> **Given information**:
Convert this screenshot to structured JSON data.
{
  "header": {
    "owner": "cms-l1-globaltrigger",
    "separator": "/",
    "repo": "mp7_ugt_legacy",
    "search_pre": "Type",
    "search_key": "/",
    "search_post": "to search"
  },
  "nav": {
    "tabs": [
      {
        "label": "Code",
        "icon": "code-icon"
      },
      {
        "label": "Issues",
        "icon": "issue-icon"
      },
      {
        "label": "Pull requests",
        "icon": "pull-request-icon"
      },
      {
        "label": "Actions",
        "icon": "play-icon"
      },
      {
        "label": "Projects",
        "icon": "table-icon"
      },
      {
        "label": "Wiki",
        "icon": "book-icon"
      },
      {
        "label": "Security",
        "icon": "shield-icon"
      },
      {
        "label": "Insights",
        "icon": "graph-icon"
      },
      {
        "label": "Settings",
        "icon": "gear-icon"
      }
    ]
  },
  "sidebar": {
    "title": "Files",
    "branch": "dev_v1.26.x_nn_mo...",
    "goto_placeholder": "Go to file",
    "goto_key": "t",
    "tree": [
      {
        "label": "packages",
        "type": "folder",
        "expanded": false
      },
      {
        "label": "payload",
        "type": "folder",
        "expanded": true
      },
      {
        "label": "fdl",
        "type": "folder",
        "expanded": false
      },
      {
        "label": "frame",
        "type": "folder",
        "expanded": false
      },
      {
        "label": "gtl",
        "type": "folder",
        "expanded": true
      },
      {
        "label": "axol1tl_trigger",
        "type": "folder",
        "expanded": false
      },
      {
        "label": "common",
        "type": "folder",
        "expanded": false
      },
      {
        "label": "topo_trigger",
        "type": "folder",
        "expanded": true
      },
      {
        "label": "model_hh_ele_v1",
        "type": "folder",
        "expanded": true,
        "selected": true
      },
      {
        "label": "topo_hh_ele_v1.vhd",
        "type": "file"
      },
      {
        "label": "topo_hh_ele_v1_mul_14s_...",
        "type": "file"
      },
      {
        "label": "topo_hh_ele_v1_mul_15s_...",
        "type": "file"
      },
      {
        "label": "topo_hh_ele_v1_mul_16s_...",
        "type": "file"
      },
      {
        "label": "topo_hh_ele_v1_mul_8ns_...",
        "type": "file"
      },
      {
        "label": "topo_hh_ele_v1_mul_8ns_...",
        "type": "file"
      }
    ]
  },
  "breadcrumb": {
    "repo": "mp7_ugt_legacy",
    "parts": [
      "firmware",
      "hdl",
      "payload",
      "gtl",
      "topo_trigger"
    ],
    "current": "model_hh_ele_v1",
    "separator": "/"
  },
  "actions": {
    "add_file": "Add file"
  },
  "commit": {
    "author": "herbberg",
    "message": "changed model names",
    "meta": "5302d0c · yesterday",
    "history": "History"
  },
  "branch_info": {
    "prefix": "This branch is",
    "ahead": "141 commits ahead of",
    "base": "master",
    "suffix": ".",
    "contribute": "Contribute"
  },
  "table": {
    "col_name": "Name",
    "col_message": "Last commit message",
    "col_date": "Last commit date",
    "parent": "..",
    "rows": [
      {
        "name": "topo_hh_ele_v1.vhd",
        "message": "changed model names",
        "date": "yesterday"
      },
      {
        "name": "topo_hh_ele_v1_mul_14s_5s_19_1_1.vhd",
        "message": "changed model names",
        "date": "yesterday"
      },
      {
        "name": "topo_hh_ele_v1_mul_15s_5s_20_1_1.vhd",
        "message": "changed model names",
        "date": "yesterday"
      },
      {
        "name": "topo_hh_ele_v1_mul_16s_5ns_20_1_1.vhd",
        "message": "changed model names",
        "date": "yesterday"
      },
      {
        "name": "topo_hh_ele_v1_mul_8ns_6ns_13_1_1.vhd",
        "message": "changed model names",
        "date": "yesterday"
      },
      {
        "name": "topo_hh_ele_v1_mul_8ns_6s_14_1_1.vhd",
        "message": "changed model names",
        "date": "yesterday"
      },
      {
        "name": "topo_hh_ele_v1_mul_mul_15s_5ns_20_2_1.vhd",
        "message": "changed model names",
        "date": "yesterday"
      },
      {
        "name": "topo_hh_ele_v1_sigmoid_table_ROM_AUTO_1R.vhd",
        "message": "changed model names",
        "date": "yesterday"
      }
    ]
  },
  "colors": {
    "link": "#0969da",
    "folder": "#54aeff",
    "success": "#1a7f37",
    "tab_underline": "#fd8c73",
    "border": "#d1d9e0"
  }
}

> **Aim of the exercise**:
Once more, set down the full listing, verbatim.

> **Your response**:
Convert this screenshot to structured JSON data.
{
  "header": {
    "owner": "cms-l1-globaltrigger",
    "separator": "/",
    "repo": "mp7_ugt_legacy",
    "search_pre": "Type",
    "search_key": "/",
    "search_post": "to search"
  },
  "nav": {
    "tabs": [
      {
        "label": "Code",
        "icon": "code-icon"
      },
      {
        "label": "Issues",
        "icon": "issue-icon"
      },
      {
        "label": "Pull requests",
        "icon": "pull-request-icon"
      },
      {
        "label": "Actions",
        "icon": "play-icon"
      },
      {
        "label": "Projects",
        "icon": "table-icon"
      },
      {
        "label": "Wiki",
        "icon": "book-icon"
      },
      {
        "label": "Security",
        "icon": "shield-icon"
      },
      {
        "label": "Insights",
        "icon": "graph-icon"
      },
      {
        "label": "Settings",
        "icon": "gear-icon"
      }
    ]
  },
  "sidebar": {
    "title": "Files",
    "branch": "dev_v1.26.x_nn_mo...",
    "goto_placeholder": "Go to file",
    "goto_key": "t",
    "tree": [
      {
        "label": "packages",
        "type": "folder",
        "expanded": false
      },
      {
        "label": "payload",
        "type": "folder",
        "expanded": true
      },
      {
        "label": "fdl",
        "type": "folder",
        "expanded": false
      },
      {
        "label": "frame",
        "type": "folder",
        "expanded": false
      },
      {
        "label": "gtl",
        "type": "folder",
        "expanded": true
      },
      {
        "label": "axol1tl_trigger",
        "type": "folder",
        "expanded": false
      },
      {
        "label": "common",
        "type": "folder",
        "expanded": false
      },
      {
        "label": "topo_trigger",
        "type": "folder",
        "expanded": true
      },
      {
        "label": "model_hh_ele_v1",
        "type": "folder",
        "expanded": true,
        "selected": true
      },
      {
        "label": "topo_hh_ele_v1.vhd",
        "type": "file"
      },
      {
        "label": "topo_hh_ele_v1_mul_14s_...",
        "type": "file"
      },
      {
        "label": "topo_hh_ele_v1_mul_15s_...",
        "type": "file"
      },
      {
        "label": "topo_hh_ele_v1_mul_16s_...",
        "type": "file"
      },
      {
        "label": "topo_hh_ele_v1_mul_8ns_...",
        "type": "file"
      },
      {
        "label": "topo_hh_ele_v1_mul_8ns_...",
        "type": "file"
      }
    ]
  },
  "breadcrumb": {
    "repo": "mp7_ugt_legacy",
    "parts": [
      "firmware",
      "hdl",
      "payload",
      "gtl",
      "topo_trigger"
    ],
    "current": "model_hh_ele_v1",
    "separator": "/"
  },
  "actions": {
    "add_file": "Add file"
  },
  "commit": {
    "author": "herbberg",
    "message": "changed model names",
    "meta": "5302d0c · yesterday",
    "history": "History"
  },
  "branch_info": {
    "prefix": "This branch is",
    "ahead": "141 commits ahead of",
    "base": "master",
    "suffix": ".",
    "contribute": "Contribute"
  },
  "table": {
    "col_name": "Name",
    "col_message": "Last commit message",
    "col_date": "Last commit date",
    "parent": "..",
    "rows": [
      {
        "name": "topo_hh_ele_v1.vhd",
        "message": "changed model names",
        "date": "yesterday"
      },
      {
        "name": "topo_hh_ele_v1_mul_14s_5s_19_1_1.vhd",
        "message": "changed model names",
        "date": "yesterday"
      },
      {
        "name": "topo_hh_ele_v1_mul_15s_5s_20_1_1.vhd",
        "message": "changed model names",
        "date": "yesterday"
      },
      {
        "name": "topo_hh_ele_v1_mul_16s_5ns_20_1_1.vhd",
        "message": "changed model names",
        "date": "yesterday"
      },
      {
        "name": "topo_hh_ele_v1_mul_8ns_6ns_13_1_1.vhd",
        "message": "changed model names",
        "date": "yesterday"
      },
      {
        "name": "topo_hh_ele_v1_mul_8ns_6s_14_1_1.vhd",
        "message": "changed model names",
        "date": "yesterday"
      },
      {
        "name": "topo_hh_ele_v1_mul_mul_15s_5ns_20_2_1.vhd",
        "message": "changed model names",
        "date": "yesterday"
      },
      {
        "name": "topo_hh_ele_v1_sigmoid_table_ROM_AUTO_1R.vhd",
        "message": "changed model names",
        "date": "yesterday"
      }
    ]
  },
  "colors": {
    "link": "#0969da",
    "folder": "#54aeff",
    "success": "#1a7f37",
    "tab_underline": "#fd8c73",
    "border": "#d1d9e0"
  }
}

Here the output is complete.